Dataset rows for apps and sites:

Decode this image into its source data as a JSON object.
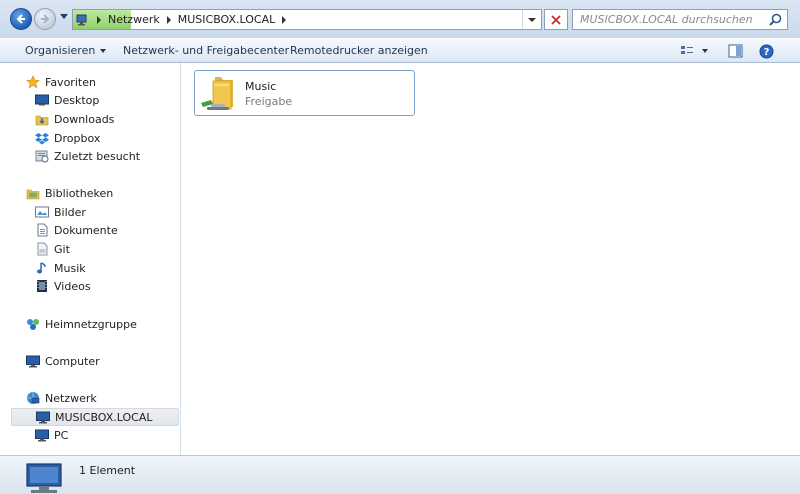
{
  "address_bar": {
    "breadcrumbs": [
      "Netzwerk",
      "MUSICBOX.LOCAL"
    ],
    "search_placeholder": "MUSICBOX.LOCAL durchsuchen"
  },
  "command_bar": {
    "organize": "Organisieren",
    "network_center": "Netzwerk- und Freigabecenter",
    "remote_printers": "Remotedrucker anzeigen"
  },
  "nav_pane": {
    "favorites": {
      "label": "Favoriten",
      "items": [
        "Desktop",
        "Downloads",
        "Dropbox",
        "Zuletzt besucht"
      ]
    },
    "libraries": {
      "label": "Bibliotheken",
      "items": [
        "Bilder",
        "Dokumente",
        "Git",
        "Musik",
        "Videos"
      ]
    },
    "homegroup": "Heimnetzgruppe",
    "computer": "Computer",
    "network": {
      "label": "Netzwerk",
      "items": [
        "MUSICBOX.LOCAL",
        "PC"
      ],
      "selected": "MUSICBOX.LOCAL"
    }
  },
  "content": {
    "items": [
      {
        "name": "Music",
        "type": "Freigabe"
      }
    ]
  },
  "status_bar": {
    "count": "1 Element"
  },
  "colors": {
    "accent": "#1c5fb6",
    "address_progress": "#8fd16a",
    "stop_red": "#d02a2a",
    "folder_yellow": "#f1c84b"
  },
  "icons": {
    "back": "back-arrow-icon",
    "forward": "forward-arrow-icon",
    "stop": "close-icon",
    "search": "search-icon",
    "view": "view-options-icon",
    "preview": "preview-pane-icon",
    "help": "help-icon"
  }
}
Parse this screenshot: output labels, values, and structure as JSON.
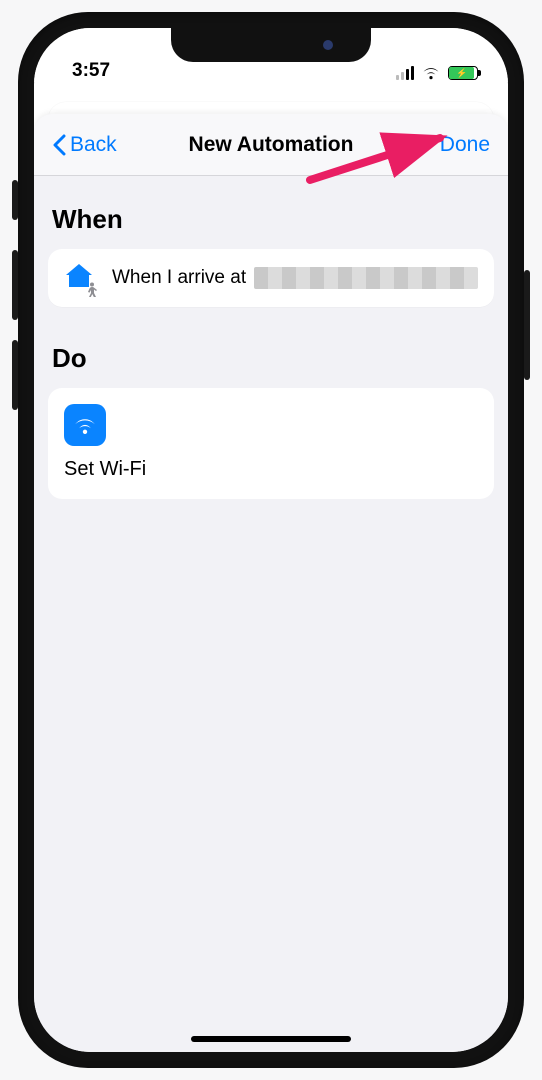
{
  "status": {
    "time": "3:57"
  },
  "nav": {
    "back": "Back",
    "title": "New Automation",
    "done": "Done"
  },
  "sections": {
    "when": {
      "heading": "When",
      "condition_prefix": "When I arrive at"
    },
    "do": {
      "heading": "Do",
      "action_label": "Set Wi-Fi"
    }
  }
}
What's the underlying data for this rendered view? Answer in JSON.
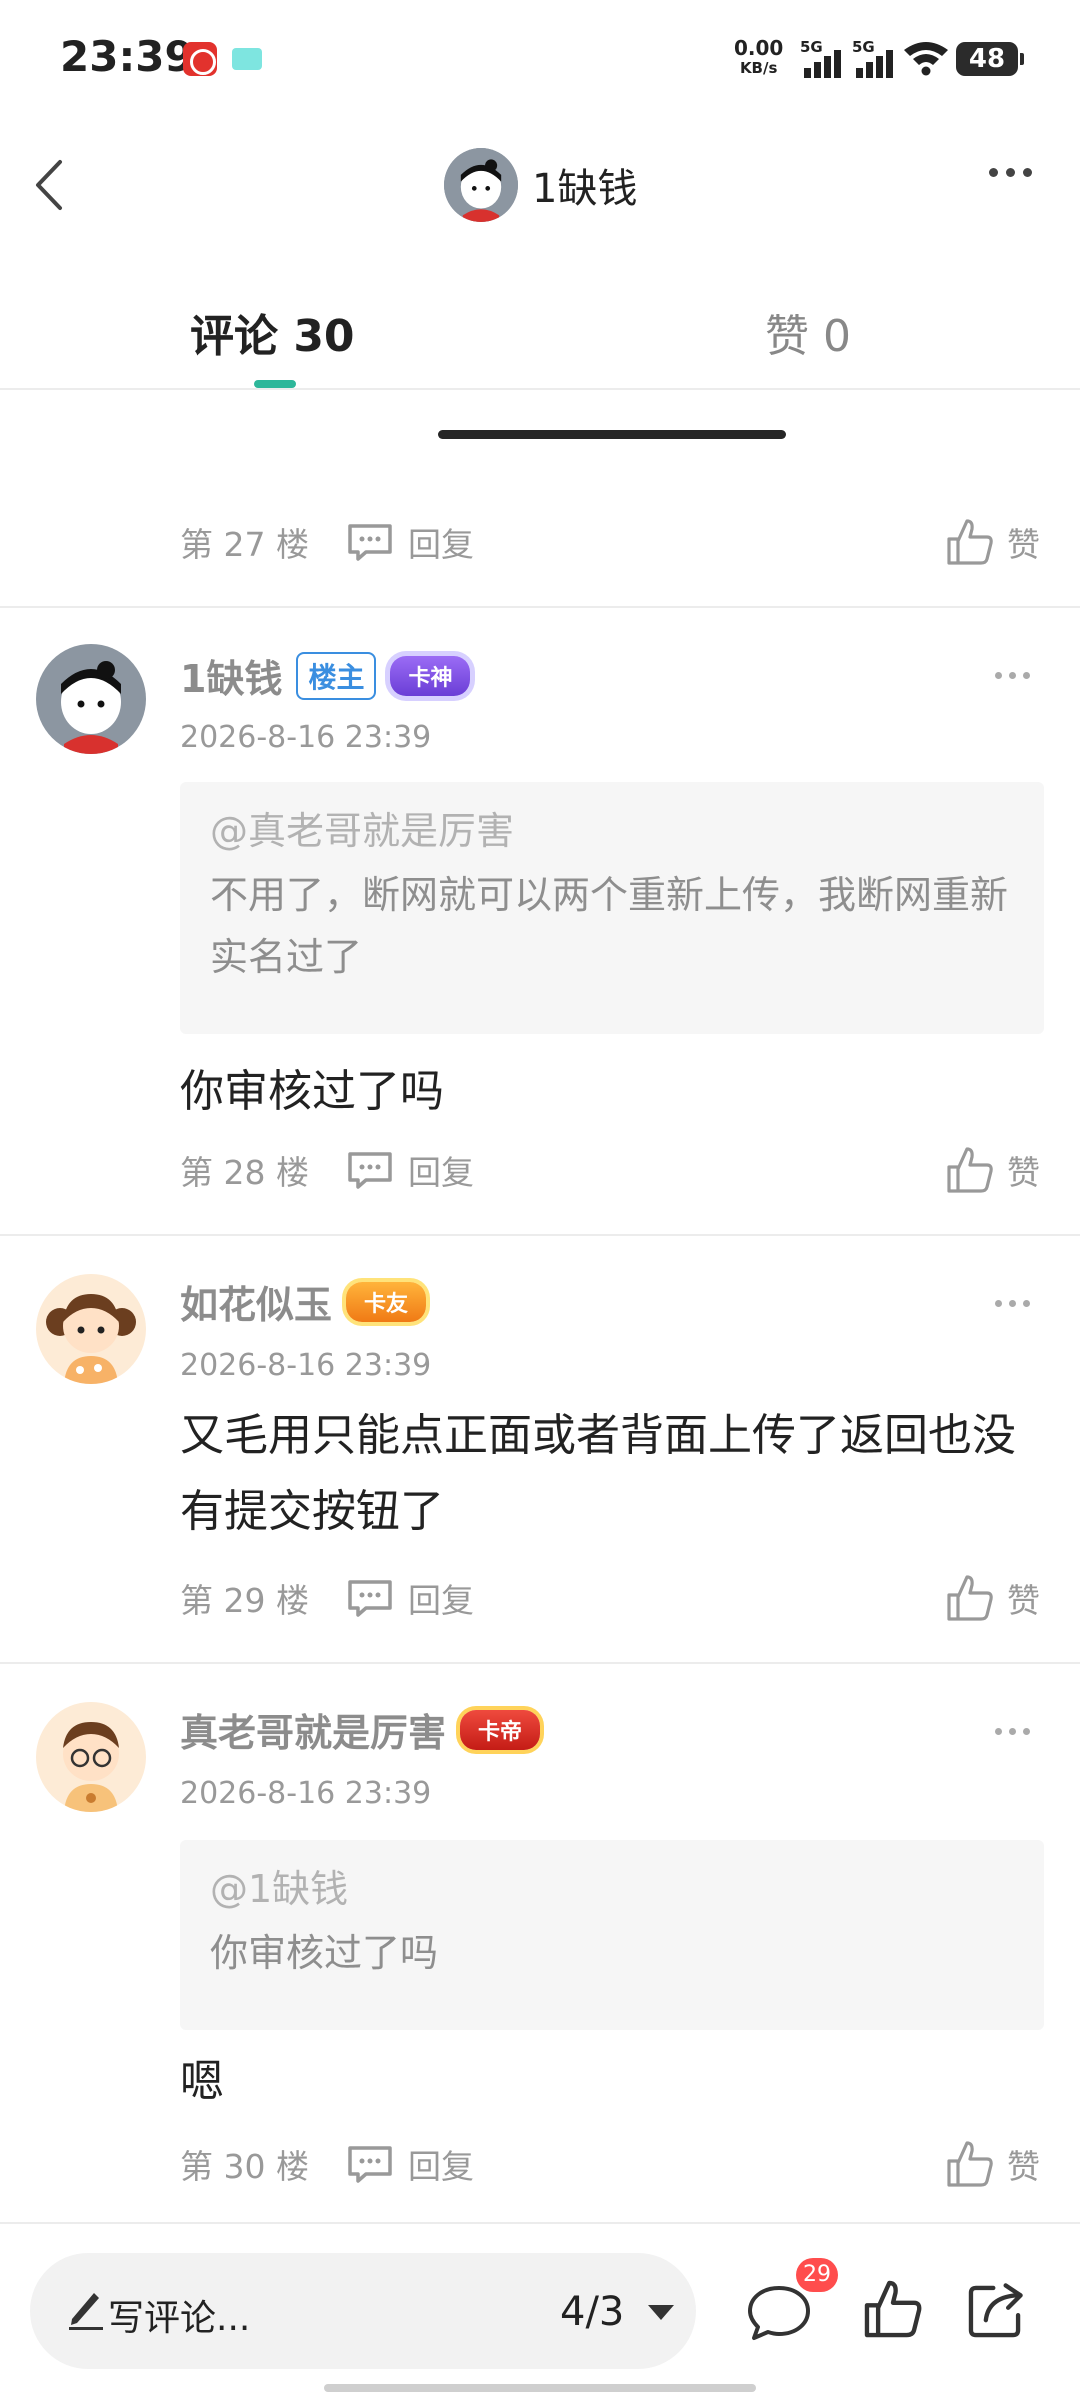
{
  "status_bar": {
    "time": "23:39",
    "net_speed": "0.00",
    "net_unit": "KB/s",
    "sim1": "5G",
    "sim2": "5G",
    "battery": "48"
  },
  "header": {
    "username": "1缺钱"
  },
  "tabs": [
    {
      "label": "评论 30",
      "active": true
    },
    {
      "label": "赞 0",
      "active": false
    }
  ],
  "labels": {
    "reply": "回复",
    "like": "赞",
    "owner_badge": "楼主"
  },
  "comments": [
    {
      "floor": "第 27 楼"
    },
    {
      "user": "1缺钱",
      "is_owner": true,
      "rank": "卡神",
      "time": "2026-8-16 23:39",
      "quote_at": "@真老哥就是厉害",
      "quote_text": "不用了，断网就可以两个重新上传，我断网重新实名过了",
      "text": "你审核过了吗",
      "floor": "第 28 楼"
    },
    {
      "user": "如花似玉",
      "rank": "卡友",
      "time": "2026-8-16 23:39",
      "text": "又毛用只能点正面或者背面上传了返回也没有提交按钮了",
      "floor": "第 29 楼"
    },
    {
      "user": "真老哥就是厉害",
      "rank": "卡帝",
      "time": "2026-8-16 23:39",
      "quote_at": "@1缺钱",
      "quote_text": "你审核过了吗",
      "text": "嗯",
      "floor": "第 30 楼"
    }
  ],
  "bottom_bar": {
    "write_label": "写评论...",
    "page_indicator": "4/3",
    "comment_count": "29"
  },
  "colors": {
    "accent": "#2db79a",
    "badge_red": "#ff4d4d",
    "owner_blue": "#3a8ee0"
  }
}
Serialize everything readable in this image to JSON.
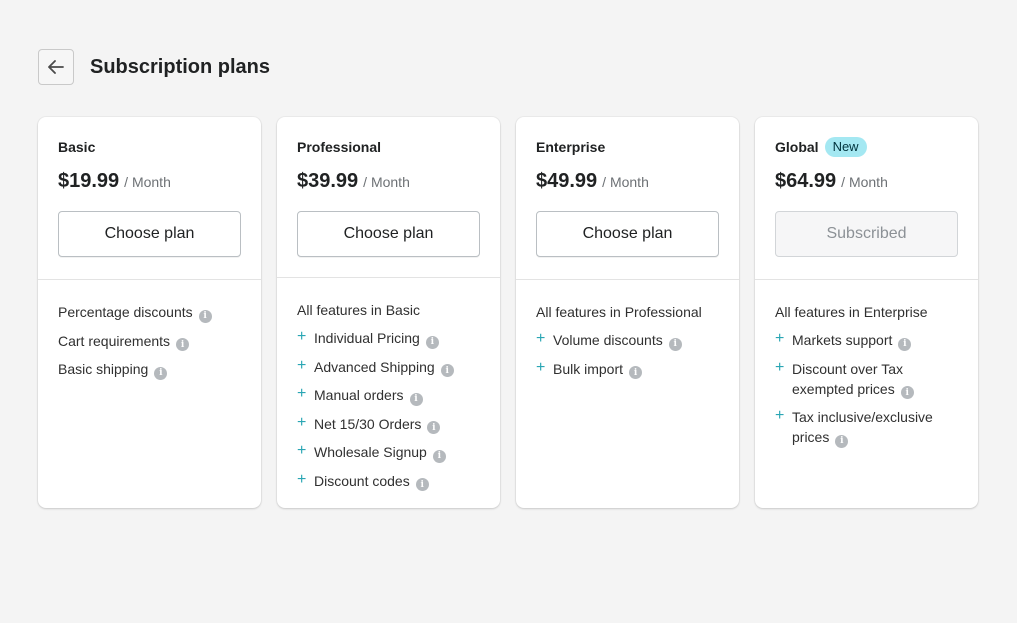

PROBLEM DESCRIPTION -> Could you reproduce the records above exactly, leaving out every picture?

COMPLETED EXERCISE ->
Decode this image into its source data as a JSON object.
{
  "address_bar": {
    "breadcrumbs": [
      "Netzwerk",
      "MUSICBOX.LOCAL"
    ],
    "search_placeholder": "MUSICBOX.LOCAL durchsuchen"
  },
  "command_bar": {
    "organize": "Organisieren",
    "network_center": "Netzwerk- und Freigabecenter",
    "remote_printers": "Remotedrucker anzeigen"
  },
  "nav_pane": {
    "favorites": {
      "label": "Favoriten",
      "items": [
        "Desktop",
        "Downloads",
        "Dropbox",
        "Zuletzt besucht"
      ]
    },
    "libraries": {
      "label": "Bibliotheken",
      "items": [
        "Bilder",
        "Dokumente",
        "Git",
        "Musik",
        "Videos"
      ]
    },
    "homegroup": "Heimnetzgruppe",
    "computer": "Computer",
    "network": {
      "label": "Netzwerk",
      "items": [
        "MUSICBOX.LOCAL",
        "PC"
      ],
      "selected": "MUSICBOX.LOCAL"
    }
  },
  "content": {
    "items": [
      {
        "name": "Music",
        "type": "Freigabe"
      }
    ]
  },
  "status_bar": {
    "count": "1 Element"
  },
  "colors": {
    "accent": "#1c5fb6",
    "address_progress": "#8fd16a",
    "stop_red": "#d02a2a",
    "folder_yellow": "#f1c84b"
  },
  "icons": {
    "back": "back-arrow-icon",
    "forward": "forward-arrow-icon",
    "stop": "close-icon",
    "search": "search-icon",
    "view": "view-options-icon",
    "preview": "preview-pane-icon",
    "help": "help-icon"
  }
}
Parse this screenshot: output labels, values, and structure as JSON.
{
  "status": {
    "time": "3:57"
  },
  "nav": {
    "back": "Back",
    "title": "New Automation",
    "done": "Done"
  },
  "sections": {
    "when": {
      "heading": "When",
      "condition_prefix": "When I arrive at"
    },
    "do": {
      "heading": "Do",
      "action_label": "Set Wi-Fi"
    }
  }
}
What's the underlying data for this rendered view? Answer in JSON.
{
  "status_bar": {
    "time": "23:39",
    "net_speed": "0.00",
    "net_unit": "KB/s",
    "sim1": "5G",
    "sim2": "5G",
    "battery": "48"
  },
  "header": {
    "username": "1缺钱"
  },
  "tabs": [
    {
      "label": "评论 30",
      "active": true
    },
    {
      "label": "赞 0",
      "active": false
    }
  ],
  "labels": {
    "reply": "回复",
    "like": "赞",
    "owner_badge": "楼主"
  },
  "comments": [
    {
      "floor": "第 27 楼"
    },
    {
      "user": "1缺钱",
      "is_owner": true,
      "rank": "卡神",
      "time": "2026-8-16 23:39",
      "quote_at": "@真老哥就是厉害",
      "quote_text": "不用了，断网就可以两个重新上传，我断网重新实名过了",
      "text": "你审核过了吗",
      "floor": "第 28 楼"
    },
    {
      "user": "如花似玉",
      "rank": "卡友",
      "time": "2026-8-16 23:39",
      "text": "又毛用只能点正面或者背面上传了返回也没有提交按钮了",
      "floor": "第 29 楼"
    },
    {
      "user": "真老哥就是厉害",
      "rank": "卡帝",
      "time": "2026-8-16 23:39",
      "quote_at": "@1缺钱",
      "quote_text": "你审核过了吗",
      "text": "嗯",
      "floor": "第 30 楼"
    }
  ],
  "bottom_bar": {
    "write_label": "写评论...",
    "page_indicator": "4/3",
    "comment_count": "29"
  },
  "colors": {
    "accent": "#2db79a",
    "badge_red": "#ff4d4d",
    "owner_blue": "#3a8ee0"
  }
}
Serialize everything readable in this image to JSON.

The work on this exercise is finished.